A purely hypothetical puzzle, but I’m wondering, would Christian Louboutin have a viable trademark claim if Yves Saint Laurent sold women’s shoes in boxes bearing the above seemingly random grid of letters, each letter having equal type, style, font, color and emphasis?

For those of you who answered with a strong “of course not,” I suspect your answer must change if selected highlighting is added in a way that emphasizes the LOUBOUTIN mark, makes it clearly legible, and causes it to visually “pop” from the letter grid, as shown below:

Here is the point. In Christian Louboutin’s current trademark infringement lawsuit against Yves Saint Laurent (asserting Louboutin’s lacquered red sole trademark for women’s high fashion designer footwear), it is important to appreciate that the allegedly infringing women’s shoes at issue are monochrome red in color, meaning the entire shoe is red, each and every portion, not just the sole (which is the extent of Louboutin’s registered non-traditional single color trademark), making it very difficult to argue that the allegedly infringing Yves Saint Laurent red sole does anything other than blend into the background of their entirely red-colored shoes.

In fact, I’m left wondering whether an average consumer would even discern Louboutin’s red sole mark in Yves Saint Laurent’s monochrome red high heel shoes, anymore than they would notice the LOUBOUTIN mark in the colorless letter grid at the top of this post, or whether they would more likely and simply see a harmless sea of letters and a harmless sea of red throughout the entire shoe.

Stay tuned for some more of my thoughts on Louboutin’s lacquered red sole trademark infringement claim against Yves Saint Laurent.

In the meantime, below the jump you’ll find a depiction of the same letter grid with more highlighted words that are relevant to the current trademark battle between Louboutin and Yves Saint Laurent.

First, how are they relevant? And, what other words can you find beyond those highlighted ones?

For other DuetsBlog coverage — by a few of our more fashion-minded authors (Tiffany and Catlan) — of the Louboutin trademark battle involving the lacquered red sole trademark, see here, here, here, here, and here.

  • Mariecg2001

    Sorry, I don’t agree with you… I have noticed the Louboutin’s red soles in many TV shows lately, the shoes sometimes actually being identified as Louboutins by characters.

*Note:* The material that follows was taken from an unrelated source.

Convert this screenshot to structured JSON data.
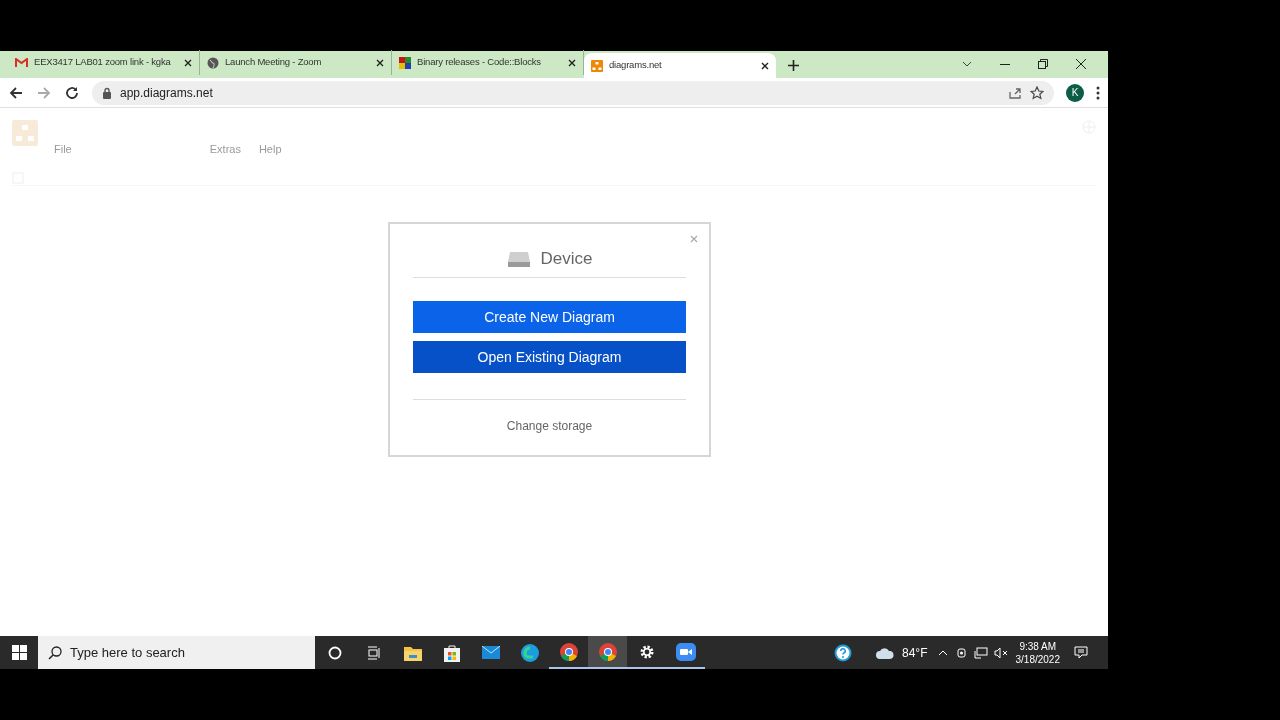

Their presence in hit shows has put the mark not only in the minds of those who can afford the product but in the minds of hundreds of thousands of people who can only dream about being able to buy designer shoes.

    Now, let’s go back to the Yves St-Laurent red shoes… If I had seen someone wearing them, the sole would not have been lost among the rest as in your puzzle, quite the contrary, I would have thought that it was not such a good idea for Louboutin to make red shoes… I would have been confused as the source of the shoes… which is, last time I checked, an important criteria to determine whether or not there is infringement of the mark…

    • stevebaird

      Paul, I’m with you that red soles are source identifying and that Louboutin’s rights don’t or shouldn’t prevent another from selling a monochrome red shoe.

      Mariecg2001, do you agree that if Louboutin had submitted a specimen showing an all red monochrome shoe as a specimen of use, claiming in the drawing a single-color applied to the sole of the shoe, he would have been denied and told he isn’t using the claimed mark? I have no doubt about the answer to that question and it really highlights to me one of the inherent or implied limitations on a single-color mark that appears on only a portion of an article: There must be contrast between the claimed portion of the article and what isn’t claimed, otherwise it doesn’t stand out as a mark, it’s just a red shoe.

      I have great concerns about obtaining a narrow color mark that is on its face limited to a specific placement of that color on an article and then using it to stop the use of color on the entire article. Could Duracell enjoin a 100% copper-colored battery based on rights in its copper TOP color trademark? I don’t think so. I think it triggers a fair use issue when the enforcement target is an article with a single color applied on all surfaces, unless, of course, the registered trademark was approved as a single color mark covering the entire surface of the article in the first place, as was the case with the Owens Corning pink colored fibrous glass insulation.

      More thoughts to come on this subject, it is certainly an interesting topic. Thanks for sharing your thoughts. Steve

  • paul mussell

    Red soles are source identifying, red shoes (with or without red soles) are not, at least not that we know of. YSL should prevail.